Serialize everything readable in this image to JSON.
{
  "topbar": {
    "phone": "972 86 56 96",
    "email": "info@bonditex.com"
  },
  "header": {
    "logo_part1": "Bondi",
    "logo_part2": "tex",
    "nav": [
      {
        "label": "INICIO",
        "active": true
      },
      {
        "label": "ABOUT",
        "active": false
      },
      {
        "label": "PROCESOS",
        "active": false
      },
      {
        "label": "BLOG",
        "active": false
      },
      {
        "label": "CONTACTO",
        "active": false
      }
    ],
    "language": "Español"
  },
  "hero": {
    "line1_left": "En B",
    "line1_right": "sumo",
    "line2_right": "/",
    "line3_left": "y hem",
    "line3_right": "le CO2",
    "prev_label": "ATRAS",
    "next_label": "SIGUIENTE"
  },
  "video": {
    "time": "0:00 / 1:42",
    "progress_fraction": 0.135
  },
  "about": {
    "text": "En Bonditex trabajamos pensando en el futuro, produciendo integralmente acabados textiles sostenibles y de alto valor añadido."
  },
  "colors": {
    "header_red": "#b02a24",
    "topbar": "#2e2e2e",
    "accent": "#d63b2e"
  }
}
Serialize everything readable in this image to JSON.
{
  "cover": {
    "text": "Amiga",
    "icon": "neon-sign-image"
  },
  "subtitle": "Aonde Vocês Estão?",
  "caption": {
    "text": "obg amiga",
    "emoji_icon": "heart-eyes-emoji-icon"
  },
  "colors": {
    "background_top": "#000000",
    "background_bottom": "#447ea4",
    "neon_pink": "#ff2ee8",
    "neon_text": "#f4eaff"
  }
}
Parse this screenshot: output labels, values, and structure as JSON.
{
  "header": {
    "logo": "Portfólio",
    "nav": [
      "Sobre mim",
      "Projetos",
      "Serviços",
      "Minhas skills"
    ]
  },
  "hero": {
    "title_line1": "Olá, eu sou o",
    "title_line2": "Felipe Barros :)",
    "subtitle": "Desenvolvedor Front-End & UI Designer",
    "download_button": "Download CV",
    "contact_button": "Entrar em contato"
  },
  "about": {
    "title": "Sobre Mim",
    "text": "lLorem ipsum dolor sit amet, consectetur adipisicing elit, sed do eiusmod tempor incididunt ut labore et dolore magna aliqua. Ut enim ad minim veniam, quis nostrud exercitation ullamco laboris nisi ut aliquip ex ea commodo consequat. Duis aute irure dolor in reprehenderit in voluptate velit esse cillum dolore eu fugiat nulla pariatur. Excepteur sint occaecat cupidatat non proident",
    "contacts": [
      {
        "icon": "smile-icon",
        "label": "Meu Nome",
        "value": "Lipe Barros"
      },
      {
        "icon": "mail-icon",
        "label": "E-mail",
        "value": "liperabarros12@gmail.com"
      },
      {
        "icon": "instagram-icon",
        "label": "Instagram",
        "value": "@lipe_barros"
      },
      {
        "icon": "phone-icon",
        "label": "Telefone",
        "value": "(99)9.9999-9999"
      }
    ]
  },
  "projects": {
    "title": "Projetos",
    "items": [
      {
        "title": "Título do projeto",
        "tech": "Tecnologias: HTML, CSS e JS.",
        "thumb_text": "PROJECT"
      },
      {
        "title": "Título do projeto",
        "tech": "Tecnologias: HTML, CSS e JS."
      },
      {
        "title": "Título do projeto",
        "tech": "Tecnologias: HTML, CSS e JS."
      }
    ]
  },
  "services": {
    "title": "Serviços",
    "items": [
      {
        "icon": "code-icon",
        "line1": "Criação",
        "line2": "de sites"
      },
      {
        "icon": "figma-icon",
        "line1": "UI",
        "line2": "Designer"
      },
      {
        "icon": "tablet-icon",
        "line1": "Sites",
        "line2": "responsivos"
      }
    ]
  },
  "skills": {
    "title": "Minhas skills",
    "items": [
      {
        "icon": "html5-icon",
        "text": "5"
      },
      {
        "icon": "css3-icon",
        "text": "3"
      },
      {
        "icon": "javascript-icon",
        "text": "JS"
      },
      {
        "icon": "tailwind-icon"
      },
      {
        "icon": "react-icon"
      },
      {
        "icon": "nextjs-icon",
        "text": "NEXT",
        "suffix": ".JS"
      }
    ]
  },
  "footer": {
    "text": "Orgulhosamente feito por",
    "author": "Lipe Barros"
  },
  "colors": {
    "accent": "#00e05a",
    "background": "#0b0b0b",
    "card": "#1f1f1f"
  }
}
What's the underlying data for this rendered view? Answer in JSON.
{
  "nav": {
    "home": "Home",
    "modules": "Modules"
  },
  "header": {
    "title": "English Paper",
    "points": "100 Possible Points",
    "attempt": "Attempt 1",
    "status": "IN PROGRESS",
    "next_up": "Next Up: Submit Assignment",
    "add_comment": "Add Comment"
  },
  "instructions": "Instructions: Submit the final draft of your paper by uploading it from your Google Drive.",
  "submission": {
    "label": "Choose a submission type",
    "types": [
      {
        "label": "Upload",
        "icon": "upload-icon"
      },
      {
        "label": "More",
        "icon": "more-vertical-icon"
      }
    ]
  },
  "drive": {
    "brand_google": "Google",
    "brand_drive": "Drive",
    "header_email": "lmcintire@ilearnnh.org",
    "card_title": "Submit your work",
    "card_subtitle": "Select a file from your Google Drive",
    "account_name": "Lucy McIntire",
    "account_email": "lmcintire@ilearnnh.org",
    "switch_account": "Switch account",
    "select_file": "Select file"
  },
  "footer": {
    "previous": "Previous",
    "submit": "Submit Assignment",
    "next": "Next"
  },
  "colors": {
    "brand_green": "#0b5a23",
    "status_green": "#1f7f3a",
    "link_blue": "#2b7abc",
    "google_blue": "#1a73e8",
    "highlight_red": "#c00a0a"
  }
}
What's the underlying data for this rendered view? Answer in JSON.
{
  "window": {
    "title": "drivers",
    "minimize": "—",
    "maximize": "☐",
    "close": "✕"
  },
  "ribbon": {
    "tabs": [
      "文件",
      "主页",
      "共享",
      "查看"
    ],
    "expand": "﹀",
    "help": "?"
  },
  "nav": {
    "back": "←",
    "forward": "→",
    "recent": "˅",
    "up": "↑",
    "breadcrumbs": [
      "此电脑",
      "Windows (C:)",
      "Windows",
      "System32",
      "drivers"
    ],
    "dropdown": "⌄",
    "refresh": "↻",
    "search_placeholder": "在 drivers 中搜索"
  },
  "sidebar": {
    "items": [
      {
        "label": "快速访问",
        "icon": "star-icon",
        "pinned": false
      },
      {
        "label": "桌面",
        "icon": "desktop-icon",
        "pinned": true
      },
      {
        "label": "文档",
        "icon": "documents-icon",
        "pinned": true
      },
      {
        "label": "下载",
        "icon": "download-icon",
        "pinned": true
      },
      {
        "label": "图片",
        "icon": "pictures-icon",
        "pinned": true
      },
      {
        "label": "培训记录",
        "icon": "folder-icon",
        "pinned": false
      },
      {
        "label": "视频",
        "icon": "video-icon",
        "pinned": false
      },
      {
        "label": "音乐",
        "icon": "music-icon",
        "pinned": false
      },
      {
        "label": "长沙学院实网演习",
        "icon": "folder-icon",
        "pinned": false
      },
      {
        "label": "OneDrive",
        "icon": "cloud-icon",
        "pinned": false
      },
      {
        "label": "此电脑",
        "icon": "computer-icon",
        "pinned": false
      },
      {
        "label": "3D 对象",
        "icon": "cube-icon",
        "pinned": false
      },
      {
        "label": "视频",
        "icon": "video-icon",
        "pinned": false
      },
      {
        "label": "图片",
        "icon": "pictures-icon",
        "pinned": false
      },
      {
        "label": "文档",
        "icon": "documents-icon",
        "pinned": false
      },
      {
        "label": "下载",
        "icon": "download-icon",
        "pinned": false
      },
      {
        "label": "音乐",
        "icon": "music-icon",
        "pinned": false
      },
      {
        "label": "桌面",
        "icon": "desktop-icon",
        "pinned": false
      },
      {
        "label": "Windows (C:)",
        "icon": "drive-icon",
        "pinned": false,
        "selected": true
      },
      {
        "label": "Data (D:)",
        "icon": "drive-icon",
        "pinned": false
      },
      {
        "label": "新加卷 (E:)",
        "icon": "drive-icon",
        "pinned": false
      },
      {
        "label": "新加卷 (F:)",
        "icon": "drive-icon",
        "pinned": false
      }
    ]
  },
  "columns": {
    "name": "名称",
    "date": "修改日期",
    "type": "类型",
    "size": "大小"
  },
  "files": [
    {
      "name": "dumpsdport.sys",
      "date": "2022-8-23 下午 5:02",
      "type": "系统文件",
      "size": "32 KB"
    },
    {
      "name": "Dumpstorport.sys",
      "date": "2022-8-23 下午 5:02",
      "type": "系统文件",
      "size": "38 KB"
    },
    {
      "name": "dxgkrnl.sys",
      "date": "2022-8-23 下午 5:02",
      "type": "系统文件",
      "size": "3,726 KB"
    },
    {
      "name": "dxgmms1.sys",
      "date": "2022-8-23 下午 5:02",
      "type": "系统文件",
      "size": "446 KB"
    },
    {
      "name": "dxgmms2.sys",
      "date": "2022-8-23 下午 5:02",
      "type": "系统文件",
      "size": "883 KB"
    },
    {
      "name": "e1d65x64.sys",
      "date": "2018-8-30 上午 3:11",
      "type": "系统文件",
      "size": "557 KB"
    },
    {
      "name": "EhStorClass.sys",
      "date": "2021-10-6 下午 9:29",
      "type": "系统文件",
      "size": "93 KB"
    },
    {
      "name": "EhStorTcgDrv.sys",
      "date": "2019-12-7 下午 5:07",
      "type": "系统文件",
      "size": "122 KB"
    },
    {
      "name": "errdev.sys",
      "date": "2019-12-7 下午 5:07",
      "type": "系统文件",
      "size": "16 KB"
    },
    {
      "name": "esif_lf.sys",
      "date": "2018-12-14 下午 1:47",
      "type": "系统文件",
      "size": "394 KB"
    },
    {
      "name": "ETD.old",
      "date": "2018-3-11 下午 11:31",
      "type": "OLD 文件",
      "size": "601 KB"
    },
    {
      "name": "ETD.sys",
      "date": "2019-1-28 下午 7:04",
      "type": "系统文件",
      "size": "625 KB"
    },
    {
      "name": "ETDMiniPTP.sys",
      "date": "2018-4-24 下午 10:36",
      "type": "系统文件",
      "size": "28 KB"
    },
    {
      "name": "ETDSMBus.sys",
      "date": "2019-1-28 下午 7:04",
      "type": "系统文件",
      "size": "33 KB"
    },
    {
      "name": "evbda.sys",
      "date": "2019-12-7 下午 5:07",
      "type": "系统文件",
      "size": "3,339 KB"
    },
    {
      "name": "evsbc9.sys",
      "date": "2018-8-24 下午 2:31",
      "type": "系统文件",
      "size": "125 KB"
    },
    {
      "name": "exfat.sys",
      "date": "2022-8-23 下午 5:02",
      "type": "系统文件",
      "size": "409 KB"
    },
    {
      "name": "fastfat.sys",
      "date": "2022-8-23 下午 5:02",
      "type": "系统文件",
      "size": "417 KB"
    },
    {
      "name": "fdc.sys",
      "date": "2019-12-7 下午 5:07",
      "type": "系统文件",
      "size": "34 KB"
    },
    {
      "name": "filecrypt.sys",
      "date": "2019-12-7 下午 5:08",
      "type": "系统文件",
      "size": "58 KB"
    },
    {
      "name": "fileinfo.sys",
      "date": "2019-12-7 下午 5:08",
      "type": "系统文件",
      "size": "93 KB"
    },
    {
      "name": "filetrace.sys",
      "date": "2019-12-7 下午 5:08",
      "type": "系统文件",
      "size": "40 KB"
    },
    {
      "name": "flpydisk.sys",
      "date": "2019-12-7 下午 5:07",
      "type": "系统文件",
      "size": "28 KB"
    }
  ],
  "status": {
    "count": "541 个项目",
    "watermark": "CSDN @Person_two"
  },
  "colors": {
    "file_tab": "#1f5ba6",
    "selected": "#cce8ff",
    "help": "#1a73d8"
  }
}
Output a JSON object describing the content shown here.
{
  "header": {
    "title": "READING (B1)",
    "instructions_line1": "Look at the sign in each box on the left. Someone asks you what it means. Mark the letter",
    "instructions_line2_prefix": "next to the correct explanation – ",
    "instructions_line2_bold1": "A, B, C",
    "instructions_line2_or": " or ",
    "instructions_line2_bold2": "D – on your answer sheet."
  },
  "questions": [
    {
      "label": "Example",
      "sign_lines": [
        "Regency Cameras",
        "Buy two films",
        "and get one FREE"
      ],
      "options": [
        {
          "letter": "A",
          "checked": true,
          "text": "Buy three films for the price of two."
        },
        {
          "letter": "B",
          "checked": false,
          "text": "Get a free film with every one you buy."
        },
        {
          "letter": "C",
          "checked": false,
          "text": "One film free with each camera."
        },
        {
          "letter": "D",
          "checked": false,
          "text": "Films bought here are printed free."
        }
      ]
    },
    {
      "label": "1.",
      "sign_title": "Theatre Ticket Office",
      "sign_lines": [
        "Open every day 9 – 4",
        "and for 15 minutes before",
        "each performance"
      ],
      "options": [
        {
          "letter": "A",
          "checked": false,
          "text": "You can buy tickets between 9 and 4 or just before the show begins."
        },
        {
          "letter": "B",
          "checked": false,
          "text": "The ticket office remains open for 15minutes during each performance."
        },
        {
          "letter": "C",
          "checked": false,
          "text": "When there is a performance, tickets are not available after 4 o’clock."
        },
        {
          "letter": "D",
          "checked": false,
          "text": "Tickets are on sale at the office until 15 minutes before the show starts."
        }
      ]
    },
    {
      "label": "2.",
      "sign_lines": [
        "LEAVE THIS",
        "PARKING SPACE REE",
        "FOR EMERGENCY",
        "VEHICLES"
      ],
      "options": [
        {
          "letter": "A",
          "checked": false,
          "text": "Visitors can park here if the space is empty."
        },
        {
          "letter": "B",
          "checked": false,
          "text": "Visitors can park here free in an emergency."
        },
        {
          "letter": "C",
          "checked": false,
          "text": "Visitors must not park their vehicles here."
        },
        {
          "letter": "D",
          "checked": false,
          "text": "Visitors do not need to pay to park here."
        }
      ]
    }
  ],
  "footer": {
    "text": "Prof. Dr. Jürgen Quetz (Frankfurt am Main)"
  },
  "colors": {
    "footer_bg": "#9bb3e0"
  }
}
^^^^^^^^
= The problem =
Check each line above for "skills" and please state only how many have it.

= Response for this exercise =
3